The SXSW community loves new discoveries and elegant solutions to long-standing problems. This session checks both boxes. As David Nutt, professor of psychopharmacology at Imperial College, London (and a former drugs adviser to the U.K. government) has said: “Psychedelics, used responsibly and with proper caution, would be for psychiatry what the microscope has been for biology and medicine or the telescope is for astronomy.” This isn’t an overstatement.
How did you and Dr. Roland Griffiths first connect?
I first met Dr. Griffiths several years ago at a dinner party hosted at the San Francisco home of George Sarlo, a successful investor and 79-year-old Holocaust survivor. I then helped Dr. Griffiths raise funds for a study investigating use of psilocybin for treatment-resistant depression. I’ve personally spent a lot of time with the darkness, and I believe these compounds can save lives.
Within the SXSW system of categories, your conversation with Dr. Griffiths is part of our five-day Health track. Tell us why you believe that psychedelic drugs fall into the paradigm of better health.
Our entire experience of life — joy, suffering, and more — is mediated by the mind. We all know people who suffer from depression despite anti-depressants, people who’ve suffered sexual abuse and carried that trauma ever since, addicts who can’t extricate themselves from compulsive behavior, or terminal cancer patients who’ve struggled in misery through the last stages of life. Psilocybin and other psychedelics are not panaceas by any stretch, but the preliminary data examining many of these conditions are beyond impressive.
What kind of personal involvement do you have with the psychedelic drug movement?
I am all-in. I have shifted nearly all of my startup investing capital and energies to supporting scientists studying psychedelics. It’s that important.
Think back to 11 years ago, when you visited SXSW for the first time to talk about your new book “The 4-Hour Workweek.” Did you have a strategy for how you would make the most out of the event? Is that strategy from 2007 still applicable to how you approach events like SXSW today?
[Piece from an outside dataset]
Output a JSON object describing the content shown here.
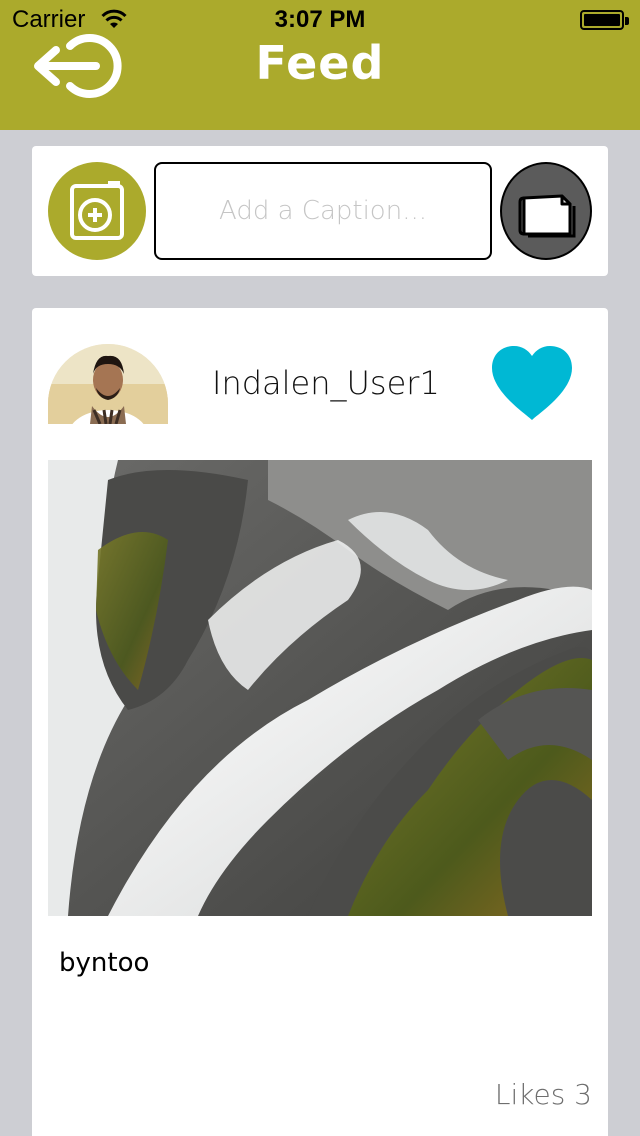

My experience at SXSW 2007 was incredible. The outcome was certainly part luck, but there was a strategy. A few years ago, I laid out the playbook and explained the details. People can listen to it here: “How to Build a World-Class Network in Record Time.”
You recently relocated from the Bay Area to Texas. What do you like most about your new hometown of Austin?
Austin is amazing. I wanted to move here right out of college in 2000, but I didn’t get the job at Trilogy! After many annual visits to SXSW, I finally pulled the trigger, and I couldn’t be happier with the decision. SF is amazing, but 10+ years was enough. Austin offers a totally different vibe, and it’s a new chapter as my priorities shift. First off, ATX has a more neighborly feel, and its baseline of friendliness is much higher. It’s also infinitely sunnier, the cost of living is probably 50% of Silicon Valley, and there is much more here than the Bay Area mono-conversation of tech. I love tech, as I do dark chocolate and Japanese animation, but I don’t want to consume any of those 24/7. There are new worlds to explore here. Film, BBQ, music… it’s never boring. Many of my closest friends are moving here from NY, SF, LA, etc. for all of these reasons, and I expect things will just continue to explode. The next few years are going to be exciting.
Badges for SXSW are still available. You can also still find lots of great, convenient lodging. For other vital information about March March 2018, visit these eight helpful links. See you soon in Austin!
Hugh Forrest serves as Chief Programming Officer at SXSW, the world’s most unique gathering of creative professionals. He also tries to write at least four paragraphs per day on Medium. These posts often cover tech-related trends; other times they focus on books, pop culture, sports and other current events.